EU calls on Ethiopia to accept ruling on Eritrea boundary

EU calls on Ethiopia to accept ruling on Eritrea boundary



The European Union has called on Ethiopia to accept the Eritrea-Ethiopia Boundary Commission (EEBC) ruling made 15 years ago delimiting the border between the two countries.

Federica Mogherini, EU High Representative for Foreign Affairs, announced the EU position in a declaration on the occasion of the 15th anniversary of the boundary commission ruling, which controversially awarded the town of Badme to Eritrea rather than Ethiopia.

Between 1998 and 2000, Eritrea and Ethiopia waged a bitter war, which began in the rural town of Badme. Although the practical and strategic significance of the town is minimal, it is symbolically important as much blood was spilt over the town.

The EEBC boundary commission was set up by the Algiers peace agreement of 2000. It consisted of two commissioners each appointed by Eritrea and Ethiopia and a fifth commissioner, serving as the president of the commission, selected by the other commissioners. The EEBC presented its ruling on April 13th, 2002, at the Permanent Court of Arbitration in The Hague, giving some disputed areas to Ethiopia and others to Eritrea.

While Eritrea accepted the EEBC’s ruling in its entirety, Ethiopia accepted the decision only “in principle” while demanding that the demarcation process be conducted “according to international norms” and also after a negotiation to resolve outstanding issues and to normalize relations. Only then would Ethiopia be willing to permit the handover of Badme and other border areas to Eritrea.

Eritrea, on the other hand, says the EEBC ruling was meant to be “final and binding” and wants Badme handed over before and not after talks on normalization of relations.

Mogherini is urging both sides to accept the decision of the boundary commission, which has lingered without implementation for 15 years. “The EU is convinced that the parties have all to gain from a full implementation of the provisions of the Eritrea-Ethiopia Boundary Commission’s decision,” she says.

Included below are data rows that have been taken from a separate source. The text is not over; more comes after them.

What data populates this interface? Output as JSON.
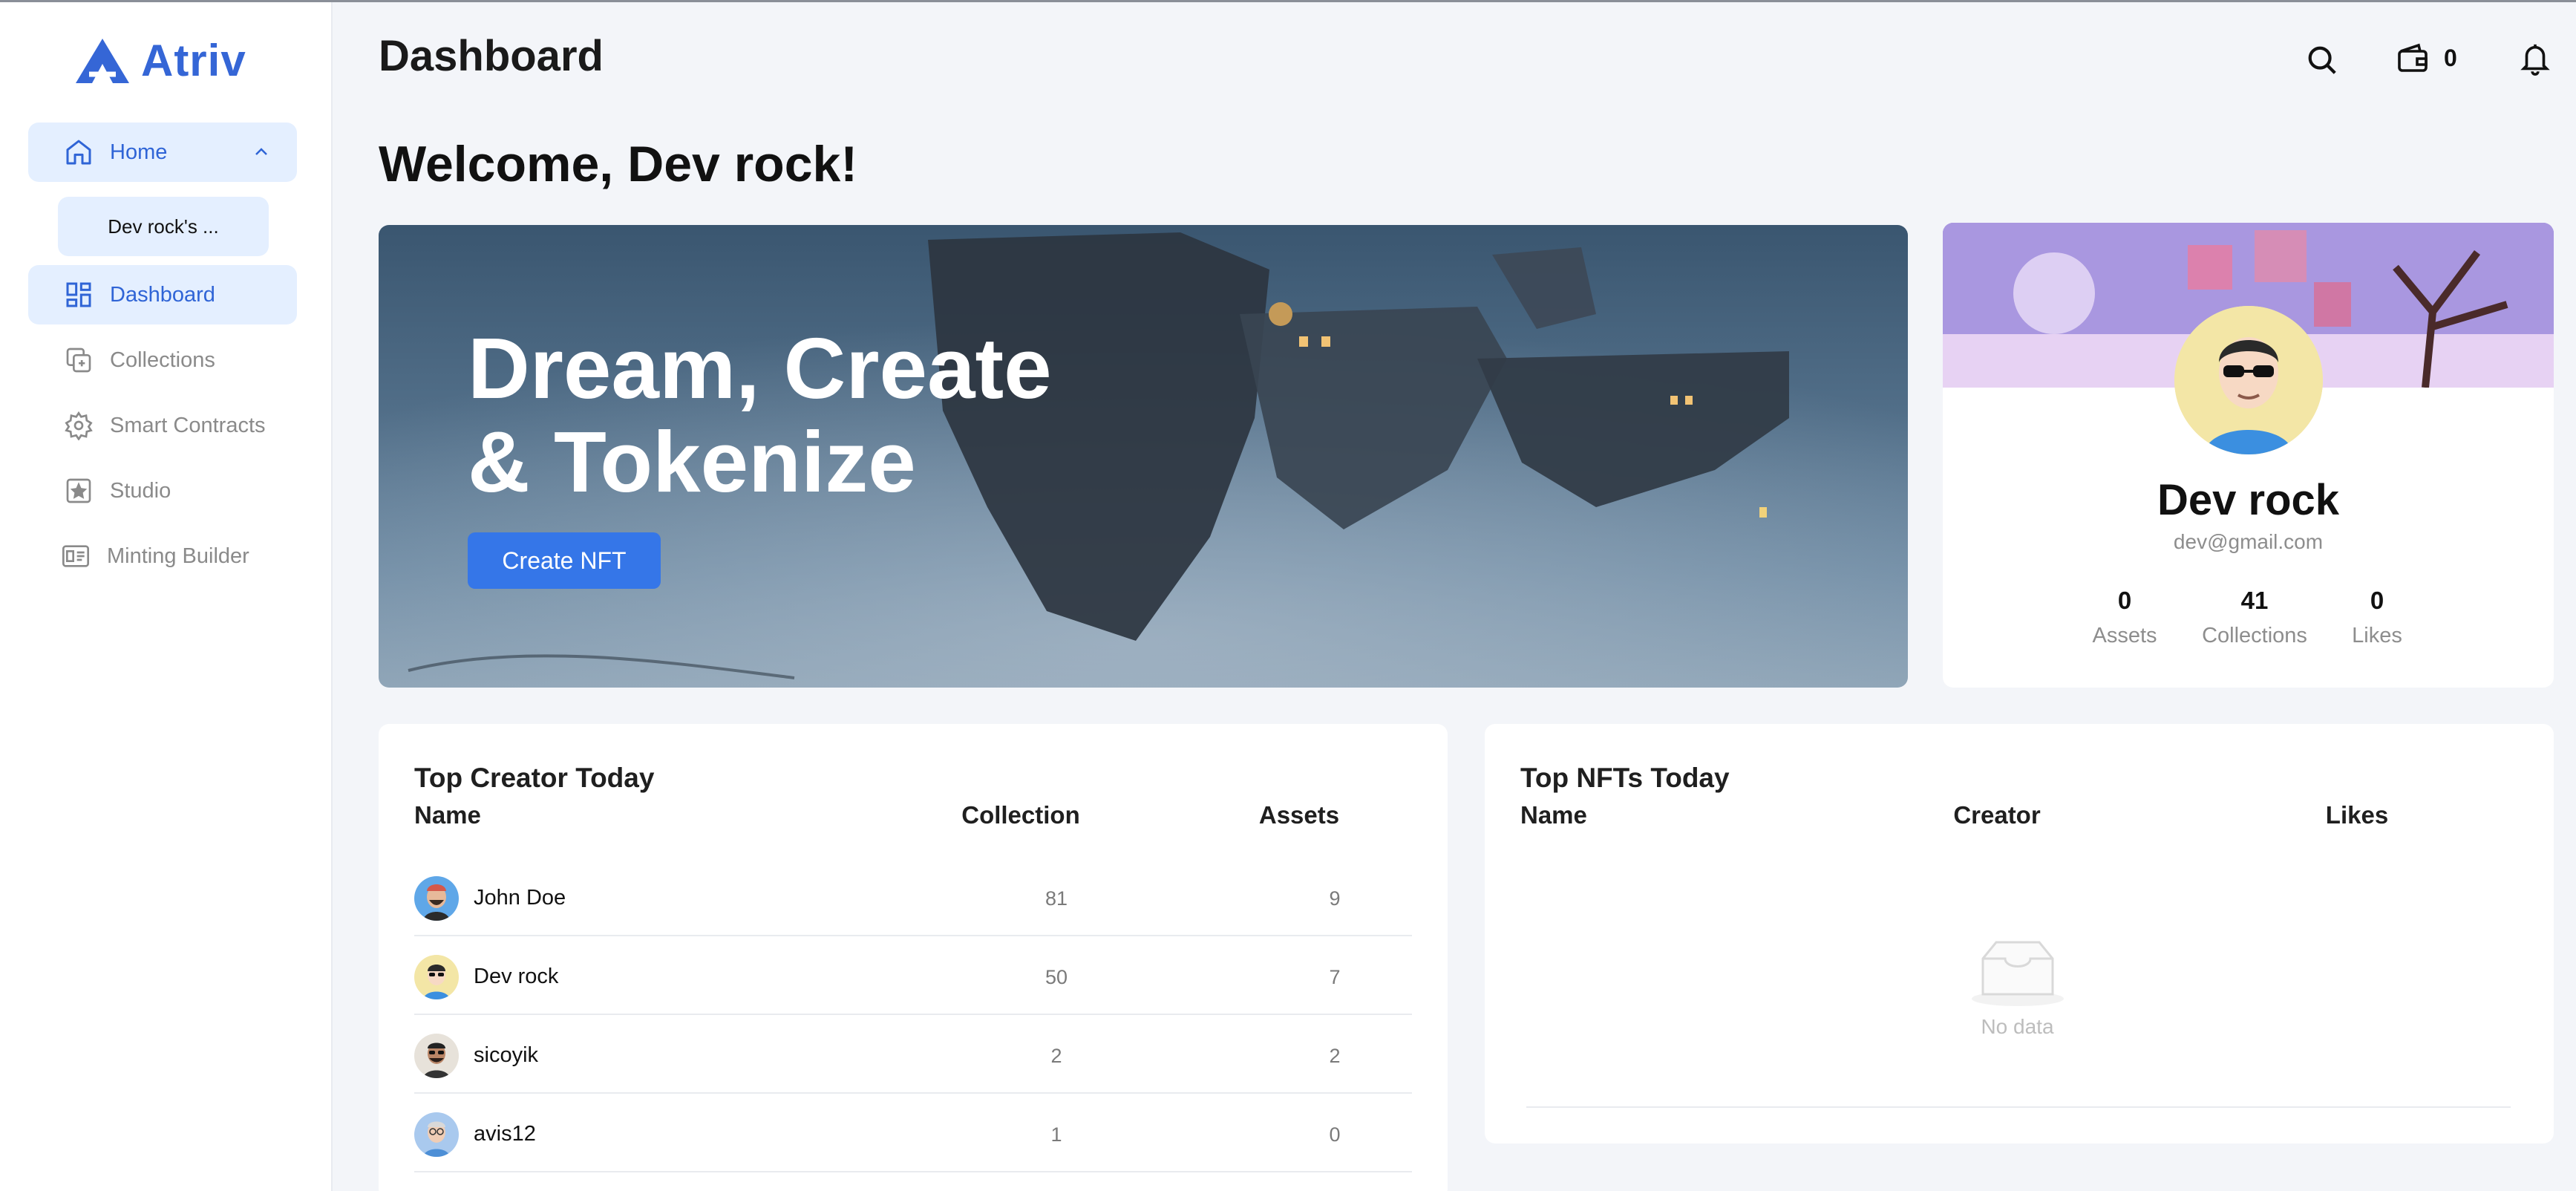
{
  "app": {
    "name": "Atriv"
  },
  "sidebar": {
    "home_label": "Home",
    "sub_item_label": "Dev rock's ...",
    "items": [
      {
        "label": "Dashboard",
        "icon": "dashboard-icon"
      },
      {
        "label": "Collections",
        "icon": "collections-icon"
      },
      {
        "label": "Smart Contracts",
        "icon": "gear-icon"
      },
      {
        "label": "Studio",
        "icon": "star-frame-icon"
      },
      {
        "label": "Minting Builder",
        "icon": "builder-icon"
      }
    ]
  },
  "header": {
    "title": "Dashboard",
    "wallet_count": "0"
  },
  "welcome": "Welcome, Dev rock!",
  "hero": {
    "title": "Dream, Create & Tokenize",
    "button": "Create NFT"
  },
  "profile": {
    "name": "Dev rock",
    "email": "dev@gmail.com",
    "stats": [
      {
        "value": "0",
        "label": "Assets"
      },
      {
        "value": "41",
        "label": "Collections"
      },
      {
        "value": "0",
        "label": "Likes"
      }
    ]
  },
  "top_creators": {
    "title": "Top Creator Today",
    "columns": [
      "Name",
      "Collection",
      "Assets"
    ],
    "rows": [
      {
        "name": "John Doe",
        "collection": "81",
        "assets": "9"
      },
      {
        "name": "Dev rock",
        "collection": "50",
        "assets": "7"
      },
      {
        "name": "sicoyik",
        "collection": "2",
        "assets": "2"
      },
      {
        "name": "avis12",
        "collection": "1",
        "assets": "0"
      }
    ]
  },
  "top_nfts": {
    "title": "Top NFTs Today",
    "columns": [
      "Name",
      "Creator",
      "Likes"
    ],
    "empty_text": "No data"
  },
  "colors": {
    "accent": "#3566d6",
    "active_bg": "#e4efff",
    "button": "#3576e8"
  }
}
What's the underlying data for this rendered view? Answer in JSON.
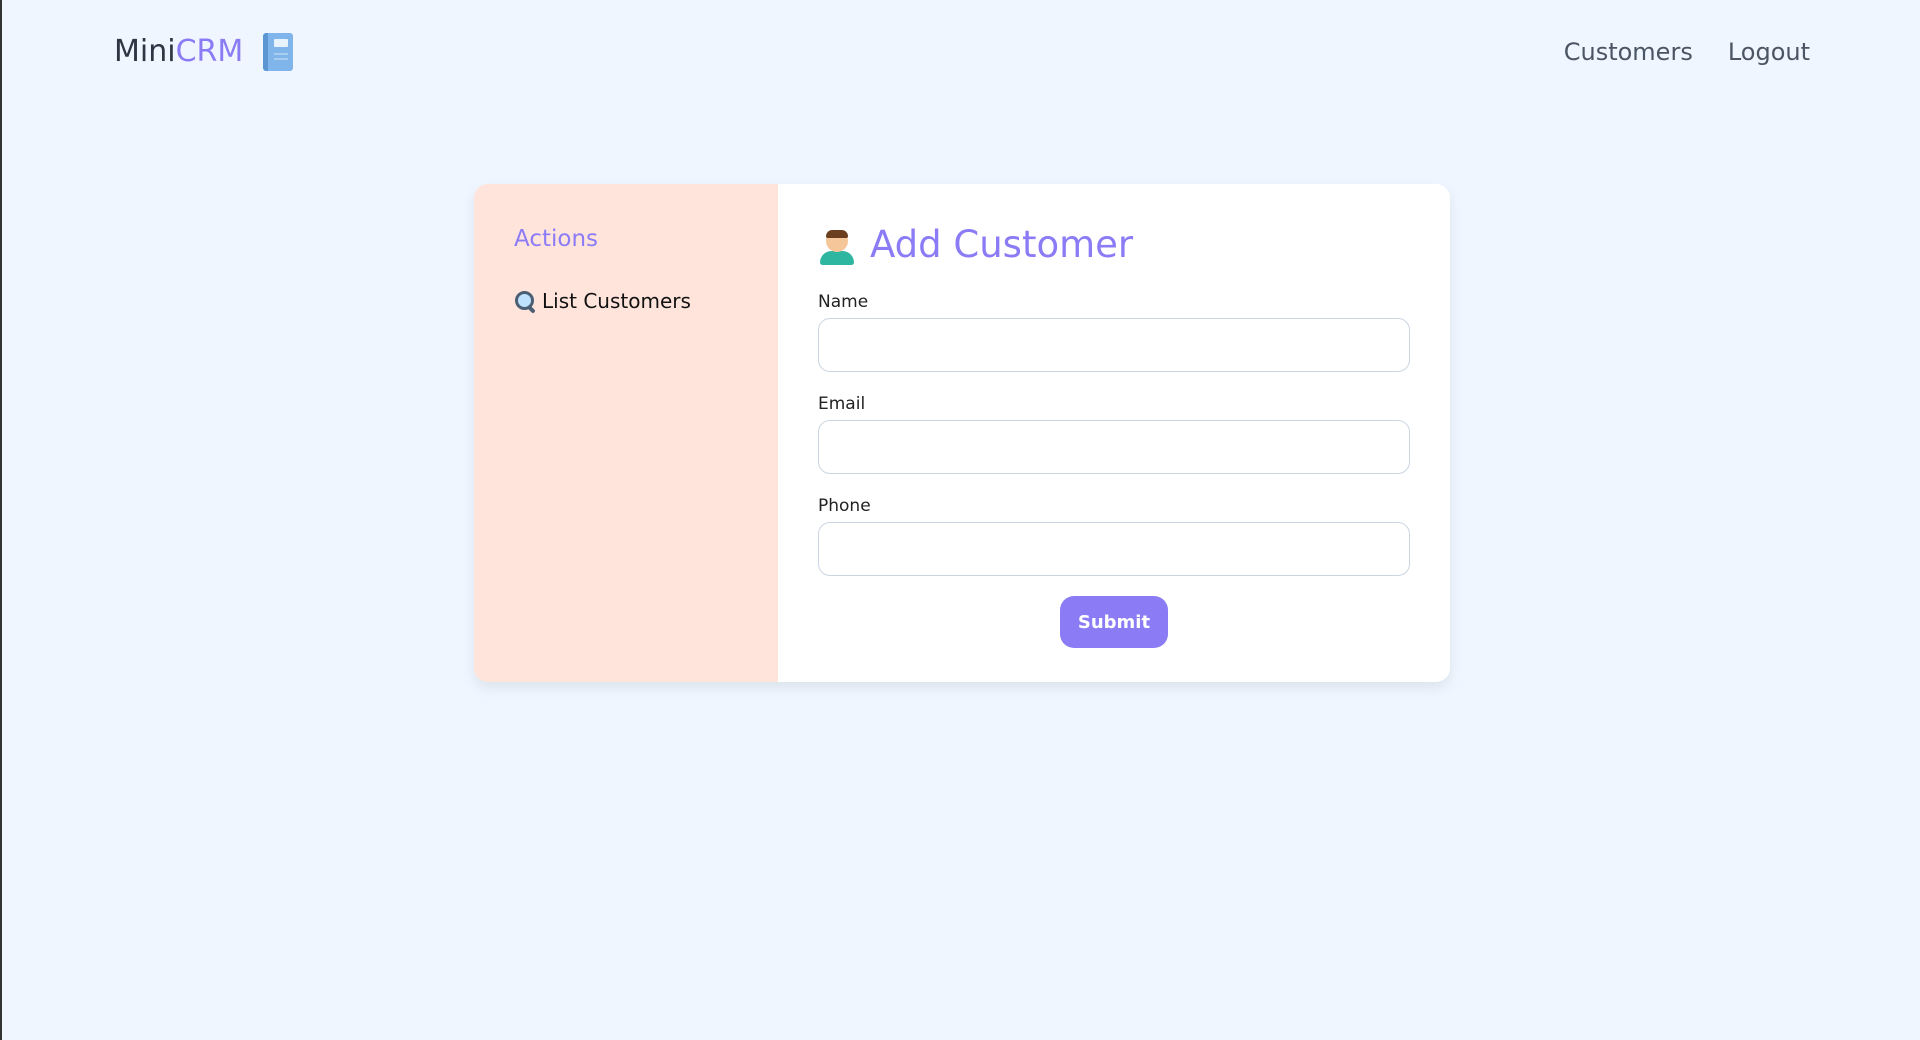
{
  "header": {
    "brand_main": "Mini",
    "brand_accent": "CRM",
    "brand_icon": "notebook-icon",
    "nav": [
      {
        "label": "Customers"
      },
      {
        "label": "Logout"
      }
    ]
  },
  "sidebar": {
    "title": "Actions",
    "items": [
      {
        "icon": "magnifying-glass-icon",
        "label": "List Customers"
      }
    ]
  },
  "form": {
    "title": "Add Customer",
    "title_icon": "person-icon",
    "fields": [
      {
        "label": "Name",
        "value": "",
        "placeholder": ""
      },
      {
        "label": "Email",
        "value": "",
        "placeholder": ""
      },
      {
        "label": "Phone",
        "value": "",
        "placeholder": ""
      }
    ],
    "submit_label": "Submit"
  },
  "colors": {
    "accent": "#8b7cf6",
    "background": "#eff6ff",
    "sidebar_bg": "#ffe4dc",
    "text": "#2f3542"
  }
}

“In this regard, the EU encourages all concrete steps that could lead to finally demarcating the border in accordance with the EEBC decision and to move to a phase of building constructive and peaceful relations.”

The European Union, which witnessed the Algiers deal, is willing to consider paying for the boundary demarcation process and for any other measures that could improve Eritrean-Ethiopian relations.

According to Mogherini’s statement, the EU is concerned that the present stalemate puts regional stability at risk, with negative consequences on international trade and economic development.

In the meantime, Ethiopia’s government has claimed consistently that Eritrea has continued to breach the Cessation of Hostilities Agreement and other elements of the Algiers Agreement by engaging in a range of activities to destabilize Ethiopia. Poor relations between the two countries continue to be a significant factor in regional geopolitics in East Africa and the Horn of Africa.